Whereas the IDEA was amended in 1997 to ensure children with disabilities are involved, and make progress, in the general education curriculum and are included in all general State and district-wide assessment programs;
Whereas IDEA was amended in 2004 to ensure that all children with disabilities have available to them a free appropriate public education that emphasizes special education and related services designed to meet their unique needs and support them in transitioning to further education, employment, and independent living;
Whereas IDEA currently serves an estimated 342,000 infants and toddlers, 709,000 preschoolers, and 5,890,000 children 6 to 21 years of age;
Whereas IDEA has assisted in a dramatic reduction in the number of children withdevelopmental disabilities who must live in State institutions that are away from their families, costly, inappropriate, and isolated;
Whereas the number of children with disabilities who complete high school with a standard diploma has grown significantly since the enactment of IDEA;
Whereas the number of children with disabilities who enroll in college as freshmen has more than tripled since the enactment of IDEA;
Whereas IDEA has raised the Nation's expectations about the abilities of children with disabilities by requiring access to the general education curriculum;
Whereas improvements to IDEA made in 1997 and 2004 changed the focus of a child'sindividualized education program from procedural requirements placed upon teachers and related services personnel to educational results for that child, thus improving academic achievement;
Whereas IDEA, along with the of 1965, holds schools accountable for the academic performance of ;
Whereas IDEA requires full partnership between parents of children with disabilities and education professionals in the design and implementation of the educational services provided to children with disabilities;
Whereas IDEA has supported the classrooms of this Nation by providing Federal resources to the States and local schools to help meet their obligation to educate all children with disabilities;
Whereas while the Federal Government has not yet met its commitment to fund part B of IDEA at 40 percent of the average per pupil expenditure, it has made significant increases in part B funding by increasing the appropriation by 81 percent since 2001, which is an increase of over $5,160,000,000;

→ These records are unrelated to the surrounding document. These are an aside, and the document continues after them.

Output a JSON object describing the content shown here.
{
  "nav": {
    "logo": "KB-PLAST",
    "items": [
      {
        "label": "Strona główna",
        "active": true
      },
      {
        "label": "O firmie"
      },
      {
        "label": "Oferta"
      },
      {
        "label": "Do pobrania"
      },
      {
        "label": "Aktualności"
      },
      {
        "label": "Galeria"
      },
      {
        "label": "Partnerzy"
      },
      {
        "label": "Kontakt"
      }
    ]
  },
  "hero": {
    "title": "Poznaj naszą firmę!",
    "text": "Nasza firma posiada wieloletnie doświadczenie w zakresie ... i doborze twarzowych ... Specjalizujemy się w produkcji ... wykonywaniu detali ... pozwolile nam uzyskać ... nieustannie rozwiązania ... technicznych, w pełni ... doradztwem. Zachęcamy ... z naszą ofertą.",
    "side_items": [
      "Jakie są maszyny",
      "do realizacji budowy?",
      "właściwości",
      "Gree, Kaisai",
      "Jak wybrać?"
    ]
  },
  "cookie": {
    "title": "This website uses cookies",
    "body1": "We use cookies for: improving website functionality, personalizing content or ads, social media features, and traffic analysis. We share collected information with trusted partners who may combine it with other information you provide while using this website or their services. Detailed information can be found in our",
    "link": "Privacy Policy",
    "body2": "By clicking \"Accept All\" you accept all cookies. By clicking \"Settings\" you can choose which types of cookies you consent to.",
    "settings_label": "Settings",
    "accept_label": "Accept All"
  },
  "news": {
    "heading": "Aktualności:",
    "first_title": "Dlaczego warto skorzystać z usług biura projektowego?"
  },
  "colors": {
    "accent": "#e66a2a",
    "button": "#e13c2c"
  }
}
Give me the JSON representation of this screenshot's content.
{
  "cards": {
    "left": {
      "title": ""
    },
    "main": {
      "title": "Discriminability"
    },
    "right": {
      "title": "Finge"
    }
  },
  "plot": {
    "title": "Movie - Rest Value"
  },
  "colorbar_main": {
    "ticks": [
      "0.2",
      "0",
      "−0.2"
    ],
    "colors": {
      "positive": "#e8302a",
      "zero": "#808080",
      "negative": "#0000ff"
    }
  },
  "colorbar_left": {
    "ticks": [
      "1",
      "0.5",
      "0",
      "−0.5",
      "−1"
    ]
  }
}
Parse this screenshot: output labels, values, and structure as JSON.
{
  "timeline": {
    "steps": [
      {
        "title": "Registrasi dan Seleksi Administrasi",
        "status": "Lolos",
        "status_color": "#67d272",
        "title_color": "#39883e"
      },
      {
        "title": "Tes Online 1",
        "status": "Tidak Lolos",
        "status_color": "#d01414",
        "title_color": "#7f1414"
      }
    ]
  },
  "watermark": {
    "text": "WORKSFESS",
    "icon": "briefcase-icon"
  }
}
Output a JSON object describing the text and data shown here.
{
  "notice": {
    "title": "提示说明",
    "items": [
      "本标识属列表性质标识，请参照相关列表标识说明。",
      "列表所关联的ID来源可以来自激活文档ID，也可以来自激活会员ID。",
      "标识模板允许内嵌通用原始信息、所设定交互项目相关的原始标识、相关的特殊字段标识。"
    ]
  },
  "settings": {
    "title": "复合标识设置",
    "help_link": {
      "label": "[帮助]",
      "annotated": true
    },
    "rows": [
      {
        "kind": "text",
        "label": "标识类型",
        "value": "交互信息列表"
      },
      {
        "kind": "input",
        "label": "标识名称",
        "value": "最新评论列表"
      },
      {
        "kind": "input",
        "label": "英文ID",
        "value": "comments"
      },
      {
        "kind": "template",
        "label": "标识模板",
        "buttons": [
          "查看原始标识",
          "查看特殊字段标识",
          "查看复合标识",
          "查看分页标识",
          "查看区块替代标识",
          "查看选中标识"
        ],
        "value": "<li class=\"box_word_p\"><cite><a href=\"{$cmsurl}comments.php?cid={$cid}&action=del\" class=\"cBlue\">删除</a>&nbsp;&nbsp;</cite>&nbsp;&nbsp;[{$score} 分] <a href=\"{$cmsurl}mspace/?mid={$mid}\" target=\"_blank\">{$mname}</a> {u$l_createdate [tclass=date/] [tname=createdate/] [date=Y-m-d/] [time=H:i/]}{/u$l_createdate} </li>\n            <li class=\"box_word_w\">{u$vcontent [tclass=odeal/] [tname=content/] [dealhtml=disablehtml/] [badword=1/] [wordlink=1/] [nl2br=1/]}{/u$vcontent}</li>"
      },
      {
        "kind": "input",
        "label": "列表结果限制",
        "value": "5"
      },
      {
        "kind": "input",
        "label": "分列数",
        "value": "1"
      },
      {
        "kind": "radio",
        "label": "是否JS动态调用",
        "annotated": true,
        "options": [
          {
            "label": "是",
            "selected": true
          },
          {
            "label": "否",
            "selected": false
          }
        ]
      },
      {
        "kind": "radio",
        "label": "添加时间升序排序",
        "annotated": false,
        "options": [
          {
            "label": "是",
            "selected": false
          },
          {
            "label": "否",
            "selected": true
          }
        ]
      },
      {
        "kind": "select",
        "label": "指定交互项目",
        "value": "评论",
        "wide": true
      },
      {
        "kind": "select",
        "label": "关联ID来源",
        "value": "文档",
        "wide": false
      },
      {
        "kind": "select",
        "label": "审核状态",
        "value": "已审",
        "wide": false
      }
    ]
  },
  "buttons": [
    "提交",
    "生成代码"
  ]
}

Whereas IDEA has supported, through its discretionary programs, more than 4 decades of research, demonstration, and training in effective practices for educating and assessing children with disabilities, enabling teachers, related services personnel, and administrators to effectively meet the instructional and assessment needs of children with disabilities of all ages;
Whereas the challenges associated with providing a free appropriate public education to every child with a disability continue despite 35 years of IDEA implementation, including low expectations and an insufficient focus on applying replicable research on proven methods of teaching and learning for children with disabilities, requiring a continued commitment to improvement; and
Whereas IDEA continues to serve as the framework to marshal the resources of this Nation to implement the promise of full participation in society of children with disabilities: Now, therefore, be it
Resolved by the House of Representatives (the Senate concurring), That the Congress--
(1) recognizes the 35th anniversary of the enactment of the Education for All Handicapped Children Act of 1975 (Public Law 94-142);
(2) acknowledges the many and varied contributions of children with disabilities and their parents, teachers, related services personnel, and administrators; and
(3) reaffirms its support for the (20 U.S.C. 1400 et seq.) so that all children with disabilities have--
(A) access to a free appropriate public education; and
(B) an equal opportunity to benefit from the general education curriculum and be prepared for further education, employment, and independent living.